All D-class trams have a traction braking controller with an integral deadman's trigger that the driver must release and reapply every minute. If this is not done, an alarm sounds. If the alarm sounds for more than a few seconds then the disc brakes are applied firmly, stopping the tram.
Originally the driver could hold it down continuously while the tram was moving, if the driver took their hand off, an alarm would sound, followed soon by track brake application. If after four minutes it had been held-down continuously and the tram stopped, the driver would get an audible warning and the tram would not move until the driver had released it. There was also an alternative deadman's button on the side of the armrest. Drivers discovered that if the armrest were dropped low enough, this button would stay pressed without the driver applying any pressure, they still had to be released every four minutes when coming to a stop. But as soon as the management discovered this, their reaction was "vigilance control," actually a dead-man's vigilance device, and hence the notice in the cab "Vigilance control now fitted, release and reapply every minute, if an alarm sounds, release and reapply immediately."

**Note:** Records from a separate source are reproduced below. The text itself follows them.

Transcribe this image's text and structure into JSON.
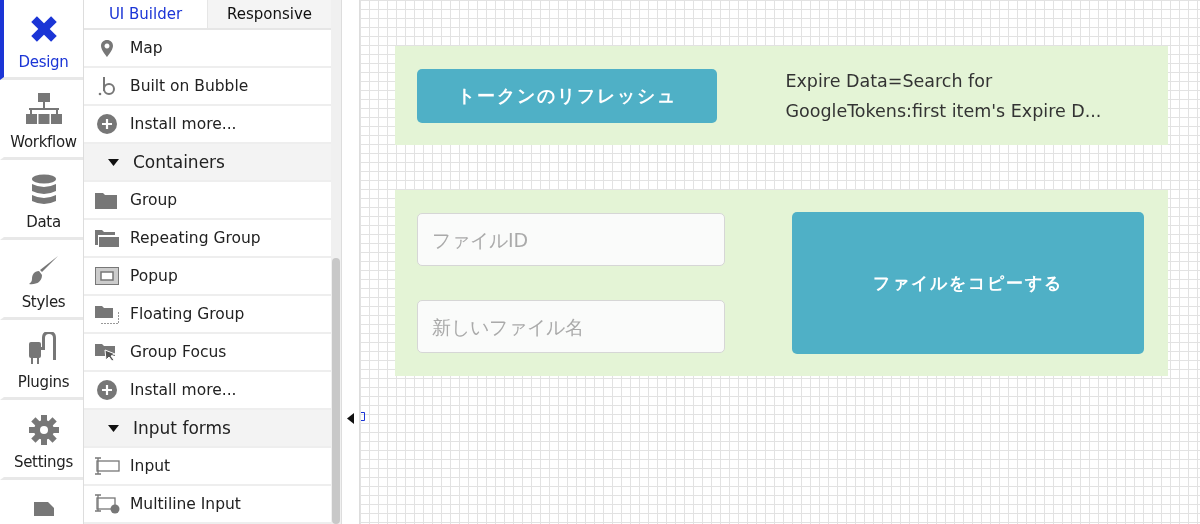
{
  "nav": [
    {
      "kind": "design",
      "label": "Design",
      "selected": true
    },
    {
      "kind": "workflow",
      "label": "Workflow",
      "selected": false
    },
    {
      "kind": "data",
      "label": "Data",
      "selected": false
    },
    {
      "kind": "styles",
      "label": "Styles",
      "selected": false
    },
    {
      "kind": "plugins",
      "label": "Plugins",
      "selected": false
    },
    {
      "kind": "settings",
      "label": "Settings",
      "selected": false
    },
    {
      "kind": "logs",
      "selected": false
    }
  ],
  "tabs": [
    {
      "label": "UI Builder",
      "selected": true
    },
    {
      "label": "Responsive",
      "selected": false
    }
  ],
  "elements": [
    {
      "kind": "map",
      "label": "Map"
    },
    {
      "kind": "bubble",
      "label": "Built on Bubble"
    },
    {
      "kind": "install",
      "label": "Install more..."
    },
    {
      "kind": "header",
      "label": "Containers",
      "expanded": true
    },
    {
      "kind": "group",
      "label": "Group"
    },
    {
      "kind": "repeating",
      "label": "Repeating Group"
    },
    {
      "kind": "popup",
      "label": "Popup"
    },
    {
      "kind": "floating",
      "label": "Floating Group"
    },
    {
      "kind": "focus",
      "label": "Group Focus"
    },
    {
      "kind": "install",
      "label": "Install more..."
    },
    {
      "kind": "header",
      "label": "Input forms",
      "expanded": true
    },
    {
      "kind": "input",
      "label": "Input"
    },
    {
      "kind": "multiline",
      "label": "Multiline Input"
    }
  ],
  "canvas": {
    "refresh_group": {
      "button": "トークンのリフレッシュ",
      "text": "Expire Data=Search for GoogleTokens:first item's Expire D..."
    },
    "copy_group": {
      "file_id": {
        "placeholder": "ファイルID"
      },
      "new_name": {
        "placeholder": "新しいファイル名"
      },
      "button": "ファイルをコピーする"
    }
  }
}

Originally the D1 and D2 trams were welcomed as a new, modern and comfortable addition to the network's fleet. In recent years they have been derided as having badly designed seating configurations and being extremely noisy, both inside and outside.
In 2009 the D class tram fleet had to undergo structural strengthening to prevent the spread of metal fatigue in the trams aluminium frame, including removal of seats to make room for the required strengthening work, leaving D1 class trams with 32 seats and D2 class trams with 56.
D1-class trams are currently used on the following routes:
- 5 - Malvern to Melbourne University
- 6 - Glen Iris to Melbourne University
- 8 - Moreland to Toorak
- 16 - Kew to Melbourne University
- 72 - Camberwell to Melbourne University
D2-class trams are currently used on the following routes:
Gallery↑Jump back a section
- David Hoadley (1998). "Trams Currently In Service". Trams of Australia. Retrieved 16 December 2011.
- "Latest model trams found to be cracking up". The Age. 16 April 2009. Retrieved 29 November 2012.
- 廖, 健竣. "高雄中央公園輕軌展示線特輯" [Kaohsiung LRT demonstration in Central Park] (in TraditionalChinese). Retrieved 14 March 2013.
|Wikimedia Commons has media related to: D-class Melbourne tram|
- List of D1-class trams at VicSig
- List of D2-class trams at VicSig
- Note on operation of dead man alarms and brake